The year 1947 witnessed a monumental transformation in the history of the British Empire – the birth of India and Pakistan as independent states. A momentous shift that echoed the culmination of a long struggle for Indian self-governance, it also marked a period of mass migration and ethnic violence, leaving behind a complex and bitter legacy.
The relentless campaign for Indian independence catalyzed by events such as the Indian Mutiny of 1857-59, gained momentum after the Second World War (1939-45). The wartime contributions of Indians sparked expectations of self-governance being granted in return. Yet, this period was marred by inter-communal violence between Hindus, Sikhs, and Muslims, underscoring the deep-rooted tensions.
While the British government aimed to bestow independence and envisioned a united India, the Hindu Indian National Congress and the Muslim League grappled to agree on the contours of the new nation. As talks repeatedly faltered, escalating violence prompted Muslim League leader Muhammed Ali Jinnah to advocate ‘direct action’ for a Muslim state, heightening the threat of civil conflict.
In August 1946, British troops were deployed in Calcutta as violent disturbances erupted, spreading to Bombay, Delhi, and Punjab. Faced with mounting turmoil, the British eventually embraced the concept of partition. On June 2, 1947, the last Viceroy of India, Admiral Lord Louis Mountbatten, announced the division of the subcontinent into a mainly Hindu India and a predominantly Muslim Pakistan, comprising West Pakistan (now Pakistan) and East Pakistan (now Bangladesh).
The ‘Princely States of India,’ not under direct British rule, were given the choice to join a nation. However, those states whose rulers chose against their majority religion, like Kashmir and Hyderabad, became subjects of contentious disputes.

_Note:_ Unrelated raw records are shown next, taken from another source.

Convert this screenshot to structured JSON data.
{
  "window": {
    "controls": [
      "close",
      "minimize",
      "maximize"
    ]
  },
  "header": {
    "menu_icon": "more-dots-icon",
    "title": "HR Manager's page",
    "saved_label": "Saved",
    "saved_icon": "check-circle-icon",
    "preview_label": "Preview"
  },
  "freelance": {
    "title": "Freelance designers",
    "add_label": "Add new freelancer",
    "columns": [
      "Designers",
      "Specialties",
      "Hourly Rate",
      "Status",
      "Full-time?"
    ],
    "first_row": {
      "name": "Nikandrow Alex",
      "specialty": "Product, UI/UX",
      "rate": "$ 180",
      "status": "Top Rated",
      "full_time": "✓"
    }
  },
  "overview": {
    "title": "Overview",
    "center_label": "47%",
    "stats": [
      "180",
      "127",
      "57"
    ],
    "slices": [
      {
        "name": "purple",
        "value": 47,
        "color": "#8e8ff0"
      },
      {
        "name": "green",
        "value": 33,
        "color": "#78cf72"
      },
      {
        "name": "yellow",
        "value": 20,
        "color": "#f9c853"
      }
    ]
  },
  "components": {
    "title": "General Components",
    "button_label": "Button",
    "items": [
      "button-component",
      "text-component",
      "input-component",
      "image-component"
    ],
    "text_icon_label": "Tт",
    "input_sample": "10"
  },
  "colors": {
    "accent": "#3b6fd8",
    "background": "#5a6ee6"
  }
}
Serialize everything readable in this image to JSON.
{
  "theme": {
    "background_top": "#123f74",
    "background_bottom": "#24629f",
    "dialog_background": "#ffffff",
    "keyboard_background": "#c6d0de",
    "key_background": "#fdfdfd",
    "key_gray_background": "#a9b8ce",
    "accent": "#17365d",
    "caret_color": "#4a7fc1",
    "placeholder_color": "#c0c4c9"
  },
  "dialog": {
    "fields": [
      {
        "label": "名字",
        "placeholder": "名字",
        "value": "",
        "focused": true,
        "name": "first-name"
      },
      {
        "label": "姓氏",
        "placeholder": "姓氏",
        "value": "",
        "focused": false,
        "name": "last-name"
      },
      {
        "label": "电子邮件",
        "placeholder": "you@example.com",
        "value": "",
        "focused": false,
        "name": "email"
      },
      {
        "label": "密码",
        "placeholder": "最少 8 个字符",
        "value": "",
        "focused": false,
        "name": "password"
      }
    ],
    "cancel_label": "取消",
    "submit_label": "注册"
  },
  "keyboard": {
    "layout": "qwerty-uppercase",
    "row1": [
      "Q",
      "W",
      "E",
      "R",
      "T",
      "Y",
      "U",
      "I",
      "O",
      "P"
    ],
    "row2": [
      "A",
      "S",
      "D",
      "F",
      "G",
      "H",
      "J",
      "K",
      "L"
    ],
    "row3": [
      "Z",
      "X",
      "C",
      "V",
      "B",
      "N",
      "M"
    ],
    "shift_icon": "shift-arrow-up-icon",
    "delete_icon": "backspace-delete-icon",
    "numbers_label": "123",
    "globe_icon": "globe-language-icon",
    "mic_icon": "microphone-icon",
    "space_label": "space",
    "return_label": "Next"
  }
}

Independence Day, August 15, 1947, saw British troops withdrawn, and law and order responsibility transferred to the Indian Army. The period leading up to independence was characterized by the partition’s brutal aftermath. Millions found themselves on the ‘wrong’ side of borders, resulting in the largest population movement in history. Muslims moved to Pakistan, while Sikhs and Hindus migrated to India, accompanied by horrific massacres at the border regions.
The contentious partition process, marred by inadequate management of migration and communal violence, has since been criticized. The Indian Army, once under British administration, underwent division under Field Marshal Sir Claude Auchinleck. The subsequent departure of British regiments from the subcontinent marked the end of an era, signalling a shift in the global military landscape.
Despite the challenges, India and Pakistan’s independence became catalysts for the eventual dissolution of the British Empire, inspiring other colonies to seek autonomy. However, the subcontinent’s newfound independence was marred by immediate tensions. India and Pakistan were soon embroiled in their first of three full-scale wars over the princely state of Kashmir. The conflict left a legacy of unresolved disputes and lingering tensions that persist to this day.
The journey to independence, marked by sacrifice, violence, and the birth of two nations, remains a pivotal chapter in history. The legacy of those tumultuous days continues to shape the region’s geopolitics, reflecting the complexities of nation-building and the enduring quest for lasting peace. (The writer is a journalist and commentator based in Guwahati, who can be reached at email@example.com)